→ Work item
Retype each line below without a single alteration.

→ Raw data

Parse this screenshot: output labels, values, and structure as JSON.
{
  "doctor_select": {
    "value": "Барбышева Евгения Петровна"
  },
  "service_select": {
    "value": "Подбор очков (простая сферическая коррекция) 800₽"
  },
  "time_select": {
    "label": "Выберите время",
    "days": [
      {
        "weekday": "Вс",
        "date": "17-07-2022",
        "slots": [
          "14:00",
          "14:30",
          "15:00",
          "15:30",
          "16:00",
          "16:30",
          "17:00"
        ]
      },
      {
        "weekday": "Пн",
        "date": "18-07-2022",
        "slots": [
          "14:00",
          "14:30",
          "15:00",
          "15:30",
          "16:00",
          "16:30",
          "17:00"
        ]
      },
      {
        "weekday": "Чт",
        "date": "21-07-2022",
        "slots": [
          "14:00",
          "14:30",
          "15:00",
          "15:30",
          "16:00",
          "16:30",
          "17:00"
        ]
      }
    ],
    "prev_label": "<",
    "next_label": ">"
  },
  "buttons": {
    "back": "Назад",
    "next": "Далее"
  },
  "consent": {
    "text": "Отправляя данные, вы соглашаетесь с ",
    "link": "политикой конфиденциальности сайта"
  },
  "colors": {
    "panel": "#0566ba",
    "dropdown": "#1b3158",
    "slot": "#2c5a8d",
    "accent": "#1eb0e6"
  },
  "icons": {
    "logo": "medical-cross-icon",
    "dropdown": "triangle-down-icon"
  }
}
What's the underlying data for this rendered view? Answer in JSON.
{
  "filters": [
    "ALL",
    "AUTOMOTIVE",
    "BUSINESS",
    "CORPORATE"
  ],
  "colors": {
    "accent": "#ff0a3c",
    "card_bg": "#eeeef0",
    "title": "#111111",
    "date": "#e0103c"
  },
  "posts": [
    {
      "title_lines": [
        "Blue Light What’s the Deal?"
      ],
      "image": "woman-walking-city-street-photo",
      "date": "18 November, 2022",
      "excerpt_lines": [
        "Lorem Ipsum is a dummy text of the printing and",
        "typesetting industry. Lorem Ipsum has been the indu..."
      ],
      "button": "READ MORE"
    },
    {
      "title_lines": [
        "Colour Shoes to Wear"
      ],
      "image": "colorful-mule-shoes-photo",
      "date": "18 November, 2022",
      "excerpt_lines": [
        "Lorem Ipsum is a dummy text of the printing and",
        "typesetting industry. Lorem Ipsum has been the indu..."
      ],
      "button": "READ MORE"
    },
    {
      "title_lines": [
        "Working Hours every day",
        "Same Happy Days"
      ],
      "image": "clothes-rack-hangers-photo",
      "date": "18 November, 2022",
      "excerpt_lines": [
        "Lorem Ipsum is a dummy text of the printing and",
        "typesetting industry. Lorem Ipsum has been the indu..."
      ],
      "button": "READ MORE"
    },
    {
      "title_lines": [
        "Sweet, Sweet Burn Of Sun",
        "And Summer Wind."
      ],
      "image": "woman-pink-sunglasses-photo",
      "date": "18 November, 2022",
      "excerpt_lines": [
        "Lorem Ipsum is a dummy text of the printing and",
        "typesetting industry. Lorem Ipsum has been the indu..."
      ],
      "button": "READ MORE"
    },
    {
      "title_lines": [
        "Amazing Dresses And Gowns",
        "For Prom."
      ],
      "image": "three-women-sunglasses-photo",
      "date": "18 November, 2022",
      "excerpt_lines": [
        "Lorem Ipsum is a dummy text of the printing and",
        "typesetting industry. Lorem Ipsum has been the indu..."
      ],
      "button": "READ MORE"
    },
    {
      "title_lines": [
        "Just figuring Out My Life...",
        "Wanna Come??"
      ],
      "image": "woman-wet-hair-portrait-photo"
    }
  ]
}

→ Problem solution
Parse this screenshot: output labels, values, and structure as JSON.
{
  "doctor_select": {
    "value": "Барбышева Евгения Петровна"
  },
  "service_select": {
    "value": "Подбор очков (простая сферическая коррекция) 800₽"
  },
  "time_select": {
    "label": "Выберите время",
    "days": [
      {
        "weekday": "Вс",
        "date": "17-07-2022",
        "slots": [
          "14:00",
          "14:30",
          "15:00",
          "15:30",
          "16:00",
          "16:30",
          "17:00"
        ]
      },
      {
        "weekday": "Пн",
        "date": "18-07-2022",
        "slots": [
          "14:00",
          "14:30",
          "15:00",
          "15:30",
          "16:00",
          "16:30",
          "17:00"
        ]
      },
      {
        "weekday": "Чт",
        "date": "21-07-2022",
        "slots": [
          "14:00",
          "14:30",
          "15:00",
          "15:30",
          "16:00",
          "16:30",
          "17:00"
        ]
      }
    ],
    "prev_label": "<",
    "next_label": ">"
  },
  "buttons": {
    "back": "Назад",
    "next": "Далее"
  },
  "consent": {
    "text": "Отправляя данные, вы соглашаетесь с ",
    "link": "политикой конфиденциальности сайта"
  },
  "colors": {
    "panel": "#0566ba",
    "dropdown": "#1b3158",
    "slot": "#2c5a8d",
    "accent": "#1eb0e6"
  },
  "icons": {
    "logo": "medical-cross-icon",
    "dropdown": "triangle-down-icon"
  }
}
What's the underlying data for this rendered view? Answer in JSON.
{
  "filters": [
    "ALL",
    "AUTOMOTIVE",
    "BUSINESS",
    "CORPORATE"
  ],
  "colors": {
    "accent": "#ff0a3c",
    "card_bg": "#eeeef0",
    "title": "#111111",
    "date": "#e0103c"
  },
  "posts": [
    {
      "title_lines": [
        "Blue Light What’s the Deal?"
      ],
      "image": "woman-walking-city-street-photo",
      "date": "18 November, 2022",
      "excerpt_lines": [
        "Lorem Ipsum is a dummy text of the printing and",
        "typesetting industry. Lorem Ipsum has been the indu..."
      ],
      "button": "READ MORE"
    },
    {
      "title_lines": [
        "Colour Shoes to Wear"
      ],
      "image": "colorful-mule-shoes-photo",
      "date": "18 November, 2022",
      "excerpt_lines": [
        "Lorem Ipsum is a dummy text of the printing and",
        "typesetting industry. Lorem Ipsum has been the indu..."
      ],
      "button": "READ MORE"
    },
    {
      "title_lines": [
        "Working Hours every day",
        "Same Happy Days"
      ],
      "image": "clothes-rack-hangers-photo",
      "date": "18 November, 2022",
      "excerpt_lines": [
        "Lorem Ipsum is a dummy text of the printing and",
        "typesetting industry. Lorem Ipsum has been the indu..."
      ],
      "button": "READ MORE"
    },
    {
      "title_lines": [
        "Sweet, Sweet Burn Of Sun",
        "And Summer Wind."
      ],
      "image": "woman-pink-sunglasses-photo",
      "date": "18 November, 2022",
      "excerpt_lines": [
        "Lorem Ipsum is a dummy text of the printing and",
        "typesetting industry. Lorem Ipsum has been the indu..."
      ],
      "button": "READ MORE"
    },
    {
      "title_lines": [
        "Amazing Dresses And Gowns",
        "For Prom."
      ],
      "image": "three-women-sunglasses-photo",
      "date": "18 November, 2022",
      "excerpt_lines": [
        "Lorem Ipsum is a dummy text of the printing and",
        "typesetting industry. Lorem Ipsum has been the indu..."
      ],
      "button": "READ MORE"
    },
    {
      "title_lines": [
        "Just figuring Out My Life...",
        "Wanna Come??"
      ],
      "image": "woman-wet-hair-portrait-photo"
    }
  ]
}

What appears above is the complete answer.